What is being asked | The records below must be repeated exactly, but without their pictures.

Website and app data records |
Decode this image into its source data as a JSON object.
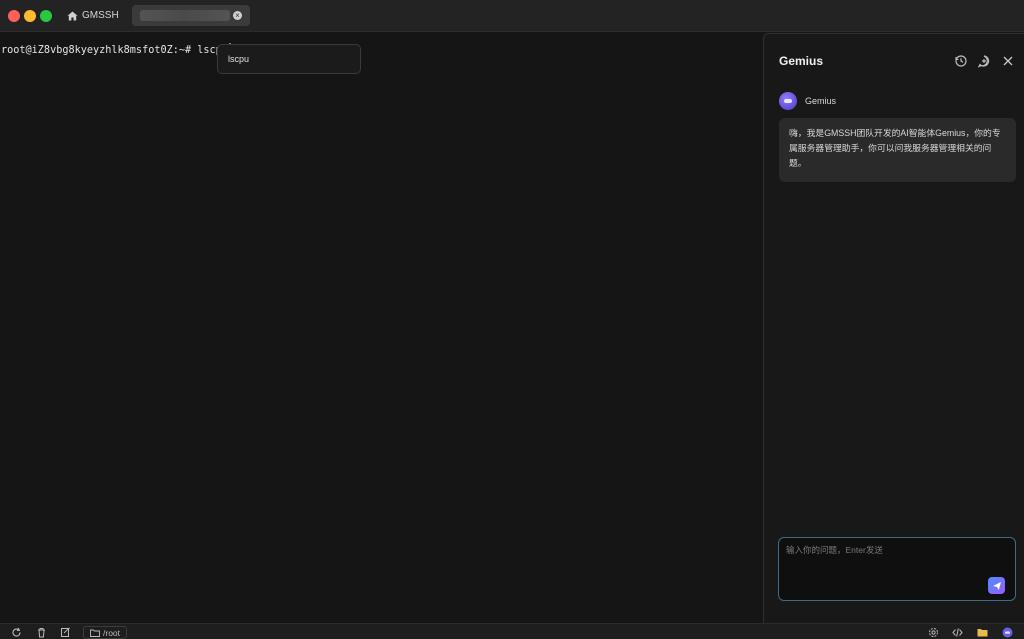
{
  "tabs": {
    "home_label": "GMSSH"
  },
  "terminal": {
    "prompt": "root@iZ8vbg8kyeyzhlk8msfot0Z:~# lscpu",
    "suggestion": "lscpu"
  },
  "assistant": {
    "title": "Gemius",
    "bot_name": "Gemius",
    "message": "嗨，我是GMSSH团队开发的AI智能体Gemius，你的专属服务器管理助手，你可以问我服务器管理相关的问题。",
    "input_placeholder": "输入你的问题，Enter发送"
  },
  "statusbar": {
    "path": "/root"
  },
  "colors": {
    "accent_send": "#7a6bff",
    "cursor": "#3fb950",
    "input_border": "#3b6d86"
  },
  "icons": [
    "home-icon",
    "close-icon",
    "history-icon",
    "new-chat-icon",
    "panel-close-icon",
    "send-icon",
    "refresh-icon",
    "trash-icon",
    "edit-icon",
    "folder-icon",
    "settings-icon",
    "code-icon",
    "folder-yellow-icon",
    "gemius-icon"
  ]
}
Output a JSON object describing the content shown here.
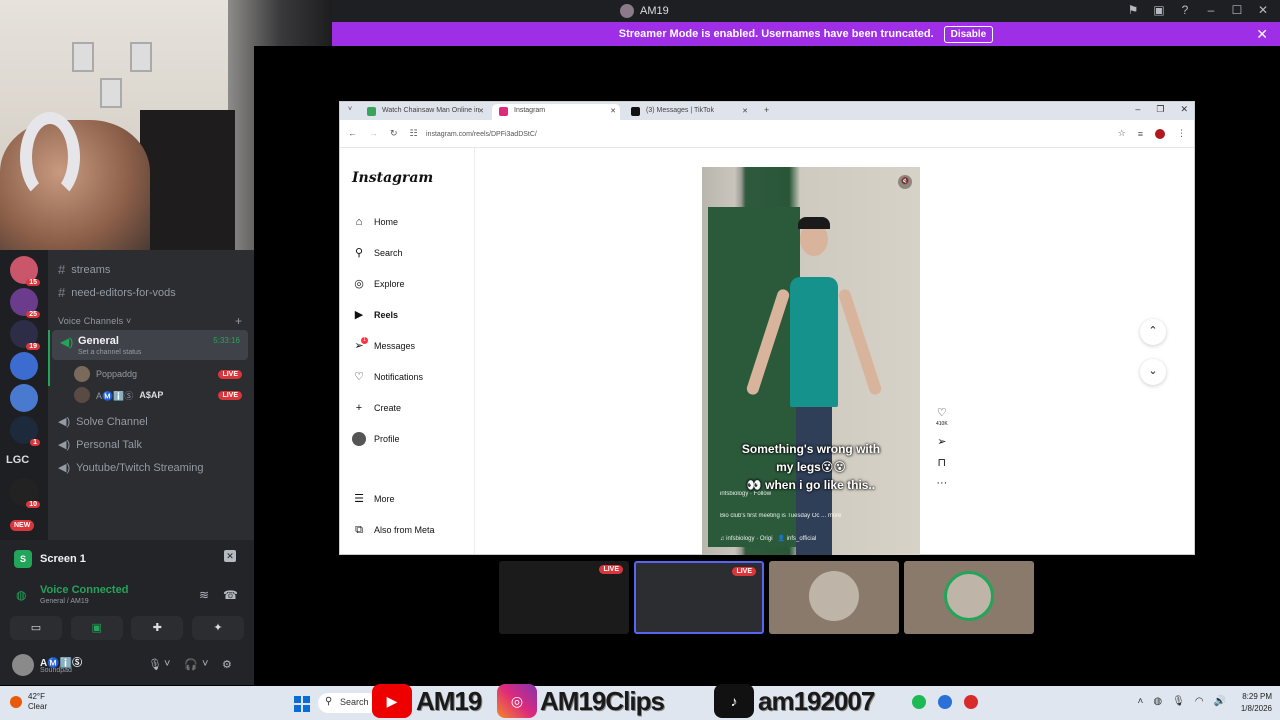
{
  "discord_topbar": {
    "title": "AM19"
  },
  "streamer_mode": {
    "message": "Streamer Mode is enabled. Usernames have been truncated.",
    "disable_label": "Disable"
  },
  "guilds": [
    {
      "badge": "15",
      "color": "#c9566a"
    },
    {
      "badge": "25",
      "color": "#6c3c8c"
    },
    {
      "badge": "19",
      "color": "#2d2d48"
    },
    {
      "badge": "",
      "color": "#3d6cd0"
    },
    {
      "badge": "",
      "color": "#4a7ad0"
    },
    {
      "badge": "1",
      "color": "#1c2a3c"
    }
  ],
  "guild_text": "LGC",
  "guild_badge_10": "10",
  "guild_new": "NEW",
  "channels": {
    "streams": "streams",
    "editors": "need-editors-for-vods",
    "voice_header": "Voice Channels",
    "general": "General",
    "general_status": "Set a channel status",
    "general_time": "5:33:16",
    "user1": "Poppaddg",
    "user2": "AⓂ️ℹ️Ⓢ",
    "user2_tag": "A$AP",
    "live": "LIVE",
    "solve": "Solve Channel",
    "personal": "Personal Talk",
    "yt": "Youtube/Twitch Streaming"
  },
  "stream_panel": {
    "screen_label": "Screen 1",
    "voice_connected": "Voice Connected",
    "voice_sub": "General / AM19",
    "username": "AⓂ️ℹ️Ⓢ",
    "user_status": "Soundpad"
  },
  "browser": {
    "tabs": [
      "Watch Chainsaw Man Online in",
      "Instagram",
      "(3) Messages | TikTok"
    ],
    "url": "instagram.com/reels/DPFi3adDStC/"
  },
  "instagram": {
    "logo": "Instagram",
    "nav": [
      "Home",
      "Search",
      "Explore",
      "Reels",
      "Messages",
      "Notifications",
      "Create",
      "Profile",
      "More",
      "Also from Meta"
    ],
    "messages_badge": "1",
    "reel_caption_1": "Something's wrong with",
    "reel_caption_2": "my legs😵😵",
    "reel_caption_3": "👀 when i go like this..",
    "reel_user": "infsbiology · Follow",
    "reel_desc": "Bio club's first meeting is Tuesday Oc ... more",
    "reel_audio": "infsbiology · Origi",
    "reel_tag": "infs_official",
    "likes": "410K"
  },
  "thumbs": {
    "live": "LIVE"
  },
  "taskbar": {
    "temp": "42°F",
    "cond": "Clear",
    "search": "Search",
    "ov1": "AM19",
    "ov2": "AM19Clips",
    "ov3": "am192007",
    "time": "8:29 PM",
    "date": "1/8/2026"
  }
}
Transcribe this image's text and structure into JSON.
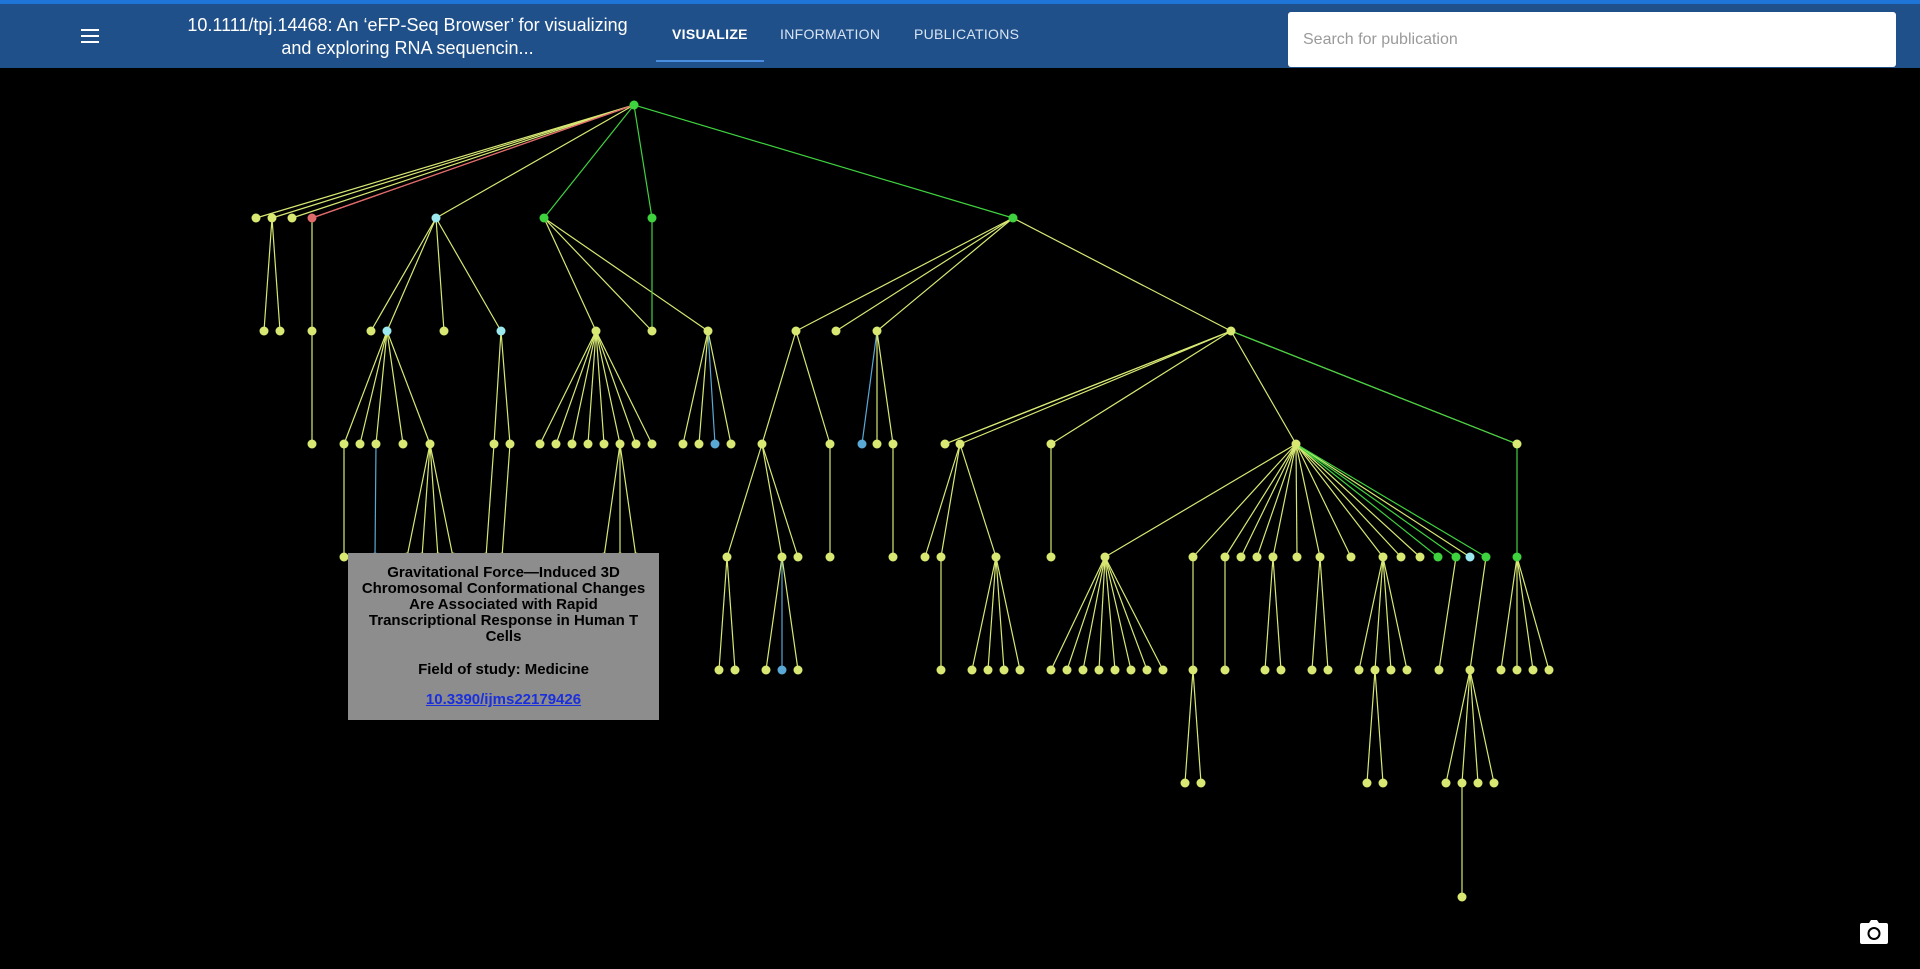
{
  "header": {
    "title": "10.1111/tpj.14468: An ‘eFP-Seq Browser’ for visualizing and exploring RNA sequencin...",
    "menu_icon": "hamburger-menu-icon",
    "tabs": [
      {
        "label": "VISUALIZE",
        "active": true
      },
      {
        "label": "INFORMATION",
        "active": false
      },
      {
        "label": "PUBLICATIONS",
        "active": false
      }
    ],
    "search_placeholder": "Search for publication",
    "accent_color": "#205089"
  },
  "tooltip": {
    "title": "Gravitational Force—Induced 3D Chromosomal Conformational Changes Are Associated with Rapid Transcriptional Response in Human T Cells",
    "field": "Field of study: Medicine",
    "link": "10.3390/ijms22179426"
  },
  "colors": {
    "node_default": "#d8e873",
    "node_green": "#3fd23f",
    "node_cyan": "#9be8ee",
    "node_blue": "#5aa8d6",
    "node_red": "#e06b6b",
    "edge_default": "#d8e873"
  },
  "screenshot_icon": "camera-icon"
}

Task result |
Decode this image into its source data as a JSON object.
{
  "tabs": {
    "home_label": "GMSSH"
  },
  "terminal": {
    "prompt": "root@iZ8vbg8kyeyzhlk8msfot0Z:~# lscpu",
    "suggestion": "lscpu"
  },
  "assistant": {
    "title": "Gemius",
    "bot_name": "Gemius",
    "message": "嗨，我是GMSSH团队开发的AI智能体Gemius，你的专属服务器管理助手，你可以问我服务器管理相关的问题。",
    "input_placeholder": "输入你的问题，Enter发送"
  },
  "statusbar": {
    "path": "/root"
  },
  "colors": {
    "accent_send": "#7a6bff",
    "cursor": "#3fb950",
    "input_border": "#3b6d86"
  },
  "icons": [
    "home-icon",
    "close-icon",
    "history-icon",
    "new-chat-icon",
    "panel-close-icon",
    "send-icon",
    "refresh-icon",
    "trash-icon",
    "edit-icon",
    "folder-icon",
    "settings-icon",
    "code-icon",
    "folder-yellow-icon",
    "gemius-icon"
  ]
}
Output a JSON object describing the content shown here.
{
  "discord_topbar": {
    "title": "AM19"
  },
  "streamer_mode": {
    "message": "Streamer Mode is enabled. Usernames have been truncated.",
    "disable_label": "Disable"
  },
  "guilds": [
    {
      "badge": "15",
      "color": "#c9566a"
    },
    {
      "badge": "25",
      "color": "#6c3c8c"
    },
    {
      "badge": "19",
      "color": "#2d2d48"
    },
    {
      "badge": "",
      "color": "#3d6cd0"
    },
    {
      "badge": "",
      "color": "#4a7ad0"
    },
    {
      "badge": "1",
      "color": "#1c2a3c"
    }
  ],
  "guild_text": "LGC",
  "guild_badge_10": "10",
  "guild_new": "NEW",
  "channels": {
    "streams": "streams",
    "editors": "need-editors-for-vods",
    "voice_header": "Voice Channels",
    "general": "General",
    "general_status": "Set a channel status",
    "general_time": "5:33:16",
    "user1": "Poppaddg",
    "user2": "AⓂ️ℹ️Ⓢ",
    "user2_tag": "A$AP",
    "live": "LIVE",
    "solve": "Solve Channel",
    "personal": "Personal Talk",
    "yt": "Youtube/Twitch Streaming"
  },
  "stream_panel": {
    "screen_label": "Screen 1",
    "voice_connected": "Voice Connected",
    "voice_sub": "General / AM19",
    "username": "AⓂ️ℹ️Ⓢ",
    "user_status": "Soundpad"
  },
  "browser": {
    "tabs": [
      "Watch Chainsaw Man Online in",
      "Instagram",
      "(3) Messages | TikTok"
    ],
    "url": "instagram.com/reels/DPFi3adDStC/"
  },
  "instagram": {
    "logo": "Instagram",
    "nav": [
      "Home",
      "Search",
      "Explore",
      "Reels",
      "Messages",
      "Notifications",
      "Create",
      "Profile",
      "More",
      "Also from Meta"
    ],
    "messages_badge": "1",
    "reel_caption_1": "Something's wrong with",
    "reel_caption_2": "my legs😵😵",
    "reel_caption_3": "👀 when i go like this..",
    "reel_user": "infsbiology · Follow",
    "reel_desc": "Bio club's first meeting is Tuesday Oc ... more",
    "reel_audio": "infsbiology · Origi",
    "reel_tag": "infs_official",
    "likes": "410K"
  },
  "thumbs": {
    "live": "LIVE"
  },
  "taskbar": {
    "temp": "42°F",
    "cond": "Clear",
    "search": "Search",
    "ov1": "AM19",
    "ov2": "AM19Clips",
    "ov3": "am192007",
    "time": "8:29 PM",
    "date": "1/8/2026"
  }
}
Transcribe this image's text and structure into JSON.
{
  "header": {
    "title": "10.1111/tpj.14468: An ‘eFP-Seq Browser’ for visualizing and exploring RNA sequencin...",
    "menu_icon": "hamburger-menu-icon",
    "tabs": [
      {
        "label": "VISUALIZE",
        "active": true
      },
      {
        "label": "INFORMATION",
        "active": false
      },
      {
        "label": "PUBLICATIONS",
        "active": false
      }
    ],
    "search_placeholder": "Search for publication",
    "accent_color": "#205089"
  },
  "tooltip": {
    "title": "Gravitational Force—Induced 3D Chromosomal Conformational Changes Are Associated with Rapid Transcriptional Response in Human T Cells",
    "field": "Field of study: Medicine",
    "link": "10.3390/ijms22179426"
  },
  "colors": {
    "node_default": "#d8e873",
    "node_green": "#3fd23f",
    "node_cyan": "#9be8ee",
    "node_blue": "#5aa8d6",
    "node_red": "#e06b6b",
    "edge_default": "#d8e873"
  },
  "screenshot_icon": "camera-icon"
}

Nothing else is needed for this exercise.